Blame Conservatives for EU Jobs Impasse

The European People’s Party arrogantly assumed others would fall in line behind its candidate.

French president Emmanuel Macron, Spanish prime minister Pedro Sánchez, European Council president Donald Tusk and German chancellor Angela Merkel speak on the sidelines of a European Council summit in Brussels, June 20
French president Emmanuel Macron, Spanish prime minister Pedro Sánchez, European Council president Donald Tusk and German chancellor Angela Merkel speak on the sidelines of a European Council summit in Brussels, June 20 (Elysée/Soazig de la Moissonniere)

European leaders broke up an all-night summit on Monday without a deal to fill the EU’s top positions, including the presidencies of the European Commission and their own European Council.

Blame the conservative European People’s Party (EPP) for the deadlock.

EPP rebellion

Angela Merkel, the most powerful leader in the EPP, is reportedly ready to drop her party’s candidate for the commission presidency, fellow German Manfred Weber, in favor of the socialists’ Frans Timmermans. The EPP would then split the remaining four jobs (the presidencies of the European Central Bank, European Council and European Parliament as well as the high representative for foreign affairs) with the liberals.

Before the European elections in May, the conservatives and socialists both nominated a lead candidate, or Spitzenkandidat, for the commission. The liberals, who perennially place third, refused to name a single candidate but have since thrown their support behind Denmark’s Margrethe Vestager. All three parties are needed for a majority in the European Parliament.

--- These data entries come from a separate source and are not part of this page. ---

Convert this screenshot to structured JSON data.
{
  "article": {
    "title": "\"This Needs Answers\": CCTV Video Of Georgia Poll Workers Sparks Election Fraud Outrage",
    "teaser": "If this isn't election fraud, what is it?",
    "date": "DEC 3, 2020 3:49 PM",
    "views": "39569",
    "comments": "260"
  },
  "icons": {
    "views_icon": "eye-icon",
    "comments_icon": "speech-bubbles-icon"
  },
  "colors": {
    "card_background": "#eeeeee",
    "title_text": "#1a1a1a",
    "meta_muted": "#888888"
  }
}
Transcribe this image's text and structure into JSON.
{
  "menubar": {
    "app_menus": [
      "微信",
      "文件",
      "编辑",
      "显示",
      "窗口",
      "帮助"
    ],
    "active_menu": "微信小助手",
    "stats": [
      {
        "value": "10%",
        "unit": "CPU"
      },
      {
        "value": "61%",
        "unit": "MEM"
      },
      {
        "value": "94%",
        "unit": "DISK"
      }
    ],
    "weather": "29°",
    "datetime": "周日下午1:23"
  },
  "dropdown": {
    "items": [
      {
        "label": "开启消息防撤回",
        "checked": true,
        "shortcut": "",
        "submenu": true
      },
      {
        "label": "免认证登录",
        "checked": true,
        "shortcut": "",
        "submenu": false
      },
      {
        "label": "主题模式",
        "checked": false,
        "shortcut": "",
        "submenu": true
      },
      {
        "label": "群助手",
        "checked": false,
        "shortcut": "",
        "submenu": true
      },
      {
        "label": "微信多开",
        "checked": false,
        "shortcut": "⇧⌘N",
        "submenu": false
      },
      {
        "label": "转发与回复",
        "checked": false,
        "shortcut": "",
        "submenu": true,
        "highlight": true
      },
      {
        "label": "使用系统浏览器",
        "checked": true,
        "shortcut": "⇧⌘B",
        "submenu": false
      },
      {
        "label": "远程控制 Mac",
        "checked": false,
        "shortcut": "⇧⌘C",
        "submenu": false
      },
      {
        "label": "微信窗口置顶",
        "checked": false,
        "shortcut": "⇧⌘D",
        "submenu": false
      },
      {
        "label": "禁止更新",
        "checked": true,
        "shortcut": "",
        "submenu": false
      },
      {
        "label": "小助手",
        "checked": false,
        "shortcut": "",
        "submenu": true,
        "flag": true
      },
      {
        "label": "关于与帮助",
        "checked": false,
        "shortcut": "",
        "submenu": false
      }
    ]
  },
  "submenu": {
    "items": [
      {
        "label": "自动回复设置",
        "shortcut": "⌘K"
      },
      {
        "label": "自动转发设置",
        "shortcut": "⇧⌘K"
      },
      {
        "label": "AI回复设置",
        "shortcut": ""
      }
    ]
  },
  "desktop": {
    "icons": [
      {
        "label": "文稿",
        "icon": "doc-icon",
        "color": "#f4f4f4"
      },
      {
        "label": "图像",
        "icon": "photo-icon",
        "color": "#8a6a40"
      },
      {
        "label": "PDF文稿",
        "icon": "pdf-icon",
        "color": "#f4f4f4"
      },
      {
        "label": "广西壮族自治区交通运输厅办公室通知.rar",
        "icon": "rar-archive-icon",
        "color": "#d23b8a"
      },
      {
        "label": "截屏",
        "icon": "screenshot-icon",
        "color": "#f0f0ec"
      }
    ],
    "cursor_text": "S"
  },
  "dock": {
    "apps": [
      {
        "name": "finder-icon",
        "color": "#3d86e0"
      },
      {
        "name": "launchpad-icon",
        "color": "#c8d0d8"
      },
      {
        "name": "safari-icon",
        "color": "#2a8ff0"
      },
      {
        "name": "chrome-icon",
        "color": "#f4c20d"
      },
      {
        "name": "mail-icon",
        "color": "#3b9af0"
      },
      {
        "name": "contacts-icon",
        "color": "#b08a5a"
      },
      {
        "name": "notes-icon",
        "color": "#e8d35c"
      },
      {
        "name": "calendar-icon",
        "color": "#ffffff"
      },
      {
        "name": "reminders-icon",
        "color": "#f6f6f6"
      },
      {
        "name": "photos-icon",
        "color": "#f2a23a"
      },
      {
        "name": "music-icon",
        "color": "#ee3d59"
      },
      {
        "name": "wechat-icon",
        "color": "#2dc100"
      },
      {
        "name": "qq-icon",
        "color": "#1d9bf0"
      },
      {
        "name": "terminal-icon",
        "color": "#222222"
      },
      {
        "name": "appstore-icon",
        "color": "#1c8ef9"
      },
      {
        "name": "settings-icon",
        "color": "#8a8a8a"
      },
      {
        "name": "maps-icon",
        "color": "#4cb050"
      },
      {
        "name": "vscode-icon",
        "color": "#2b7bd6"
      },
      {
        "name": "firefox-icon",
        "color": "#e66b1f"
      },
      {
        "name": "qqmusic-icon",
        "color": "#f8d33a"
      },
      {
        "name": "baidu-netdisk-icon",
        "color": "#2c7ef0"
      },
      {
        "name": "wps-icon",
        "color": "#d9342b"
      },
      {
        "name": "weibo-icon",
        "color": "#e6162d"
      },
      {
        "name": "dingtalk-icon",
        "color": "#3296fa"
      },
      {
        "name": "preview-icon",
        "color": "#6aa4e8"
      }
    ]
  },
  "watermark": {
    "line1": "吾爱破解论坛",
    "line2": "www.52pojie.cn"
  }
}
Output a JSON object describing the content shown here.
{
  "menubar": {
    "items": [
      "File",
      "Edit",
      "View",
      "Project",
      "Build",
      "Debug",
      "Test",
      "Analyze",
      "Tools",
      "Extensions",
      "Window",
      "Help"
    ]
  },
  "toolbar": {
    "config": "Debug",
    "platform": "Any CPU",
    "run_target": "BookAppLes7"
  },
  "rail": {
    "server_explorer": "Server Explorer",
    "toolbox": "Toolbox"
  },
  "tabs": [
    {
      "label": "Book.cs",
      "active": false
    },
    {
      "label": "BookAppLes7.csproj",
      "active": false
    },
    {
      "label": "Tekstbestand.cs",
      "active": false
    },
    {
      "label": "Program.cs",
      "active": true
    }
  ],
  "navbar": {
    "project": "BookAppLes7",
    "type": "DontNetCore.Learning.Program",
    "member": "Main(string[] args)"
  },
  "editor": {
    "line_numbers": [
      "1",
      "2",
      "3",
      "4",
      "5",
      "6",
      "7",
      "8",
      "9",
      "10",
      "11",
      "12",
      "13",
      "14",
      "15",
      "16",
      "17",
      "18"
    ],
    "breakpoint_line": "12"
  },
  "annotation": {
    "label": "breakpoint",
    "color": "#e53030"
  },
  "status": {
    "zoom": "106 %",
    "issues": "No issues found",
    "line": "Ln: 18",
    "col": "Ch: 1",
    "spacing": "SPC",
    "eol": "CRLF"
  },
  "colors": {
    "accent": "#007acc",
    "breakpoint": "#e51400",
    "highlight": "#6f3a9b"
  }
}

However, other EPP leaders have rebelled against Merkel’s plan, which was hatched on the sidelines of the G20 summit in Japan with France’s Emmanuel Macron, the Netherlands’ Mark Rutte and Spain’s Pedro Sánchez. Central and Eastern European leaders in particular are unhappy with Timmermans, who, as the outgoing commission’s vice president, has led investigations into rule-of-law abuses in Hungary and Poland.

But none of the other EPP names circulated by European Council president Donald Tusk — France’s Michel Barnier, Bulgaria’s Kristalina Georgieva, Ireland’s Leo Varadkar — could muster support from other parties.

Leaders will try again on Tuesday before the European Parliament meets to elect its president on Wednesday.

Original sin

The EPP’s original sin was nominating the controversial Weber in the first place when the whole Spitzenkandidaten system is by no means uncontroversial.

A parliamentary insider without executive experience, Weber has never failed to shield Hungary’s Viktor Orbán from criticism. This has made him popular in Eastern Europe but toxic to liberals in the West.

The EPP had an alternative. The Economist‘s Jeremy Cliffe points out that Alexander Stubb, the former Finnish prime minister who ran against Weber in the EPP primary, could have commanded broad appeal. More center-right than conservative, Stubb did take Orbán to task and argued for reform of agricultural subsidies, long the third rail of EU politics.

The EPP preferred the seemingly safer candidate, arrogantly assuming that other parties would fall in line. It doesn’t look like they will.